Journalists were faced with a familiar ethical dilemma Wednesday after Russian hackers leaked private medical information from three prominent U.S. Olympians: Simone Biles, Serena Williams and Venus Williams.

The leaks, which follow hacks of the Democratic National Committee and the Hillary Clinton campaign, come with previously undisclosed revelations, including that Biles received an exemption to use otherwise banned drugs.

Today's breach, a slew of previous hacks and the near certainty of a newsworthy leak in the future raise important questions regarding how journalists should handle public disclosures of sensitive information. Should journalists report from those medical records? Should they publish the records in their entirety? And how can reporters use the information responsibly without glorifying the wrongdoing that led to their disclosure?

Below is a question-and-answer session with Kelly McBride, Poynter's vice president of academic programs and media ethicist, about how journalists should deal with leaked information.

Should journalists make use of the records?

The operative words here are ‘make use.’ If your job is to report on the Olympics, any of the sports involved or any of the athletes involved, then you'd be foolish and irresponsible if you didn’t look at these records. They are a window into the lives of these individuals, the way the Olympic doping policies work and broader stories about high-level performance.

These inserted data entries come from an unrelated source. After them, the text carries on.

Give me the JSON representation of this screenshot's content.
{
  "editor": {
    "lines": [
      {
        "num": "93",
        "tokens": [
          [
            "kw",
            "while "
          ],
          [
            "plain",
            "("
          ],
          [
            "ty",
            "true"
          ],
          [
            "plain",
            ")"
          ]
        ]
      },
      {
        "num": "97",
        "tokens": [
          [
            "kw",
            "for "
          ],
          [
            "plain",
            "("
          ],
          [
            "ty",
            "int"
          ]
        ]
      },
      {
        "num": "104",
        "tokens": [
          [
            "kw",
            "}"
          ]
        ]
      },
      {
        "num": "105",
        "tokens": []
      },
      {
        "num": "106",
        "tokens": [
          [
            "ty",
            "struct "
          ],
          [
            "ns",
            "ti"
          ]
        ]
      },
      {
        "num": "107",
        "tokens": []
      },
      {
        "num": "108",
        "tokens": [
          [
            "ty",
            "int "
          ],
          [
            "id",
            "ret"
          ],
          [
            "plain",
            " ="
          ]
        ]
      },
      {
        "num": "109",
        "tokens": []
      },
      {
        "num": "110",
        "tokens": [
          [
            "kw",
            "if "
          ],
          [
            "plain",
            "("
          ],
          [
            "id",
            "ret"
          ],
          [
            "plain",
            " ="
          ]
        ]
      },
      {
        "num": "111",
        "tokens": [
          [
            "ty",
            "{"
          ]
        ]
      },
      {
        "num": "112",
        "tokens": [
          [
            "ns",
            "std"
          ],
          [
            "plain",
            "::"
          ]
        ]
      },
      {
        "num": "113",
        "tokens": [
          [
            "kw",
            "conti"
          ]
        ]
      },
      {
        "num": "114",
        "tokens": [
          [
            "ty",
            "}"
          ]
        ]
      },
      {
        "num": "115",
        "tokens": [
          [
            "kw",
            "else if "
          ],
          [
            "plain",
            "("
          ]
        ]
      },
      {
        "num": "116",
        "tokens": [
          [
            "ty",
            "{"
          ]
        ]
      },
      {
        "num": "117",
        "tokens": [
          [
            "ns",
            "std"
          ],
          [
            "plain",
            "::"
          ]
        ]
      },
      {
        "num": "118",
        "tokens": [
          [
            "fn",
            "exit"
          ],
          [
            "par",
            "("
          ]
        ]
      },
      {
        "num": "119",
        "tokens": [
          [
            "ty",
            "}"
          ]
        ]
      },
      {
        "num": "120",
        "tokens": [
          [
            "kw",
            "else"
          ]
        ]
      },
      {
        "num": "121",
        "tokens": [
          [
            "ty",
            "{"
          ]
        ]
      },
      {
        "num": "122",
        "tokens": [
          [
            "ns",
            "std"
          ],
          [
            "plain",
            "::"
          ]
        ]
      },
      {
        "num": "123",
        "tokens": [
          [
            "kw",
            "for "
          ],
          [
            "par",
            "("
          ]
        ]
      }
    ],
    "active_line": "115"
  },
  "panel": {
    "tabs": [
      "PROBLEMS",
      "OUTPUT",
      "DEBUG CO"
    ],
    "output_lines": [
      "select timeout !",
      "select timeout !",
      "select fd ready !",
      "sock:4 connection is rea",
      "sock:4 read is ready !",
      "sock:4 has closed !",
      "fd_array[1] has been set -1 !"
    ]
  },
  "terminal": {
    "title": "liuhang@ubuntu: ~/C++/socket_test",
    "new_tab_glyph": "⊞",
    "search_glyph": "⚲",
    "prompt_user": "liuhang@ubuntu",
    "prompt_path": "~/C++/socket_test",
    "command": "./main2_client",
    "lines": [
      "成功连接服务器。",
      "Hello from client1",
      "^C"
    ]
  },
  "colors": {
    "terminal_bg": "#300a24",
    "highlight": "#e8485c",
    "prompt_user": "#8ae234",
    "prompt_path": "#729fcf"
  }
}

Once something is part of the public domain, it’s futile and impractical for a journalist to argue that on principle, that material is off limits.

Should journalists publish the records themselves?

No. There’s a lot of coded information in medical records that cannot be discerned by the amateur but allows a professional a further window. Disseminating the records more widely furthers the invasion of privacy. Journalists should also avoid linking to the records, for the same reason.

How can journalists responsibly use the information and avoid glorifying the illegal hack?

In addition to not re-publishing the records or linking to them, journalists can minimize the coverage of the hackers outside of stories about the actual hack. For instance, in a story about athletes and treatment for attention-deficit disorder, there is no need to specifically mention the name of the hackers or quote extensively from their statements. It’s more appropriate to mention lower in the body of the story that the information became available after a hack of Olympians medical records and doping tests.

You can also avoid or minimize their designated hashtags, Twitter handles and other mechanisms that bring them attention and make them seem cool or mysterious.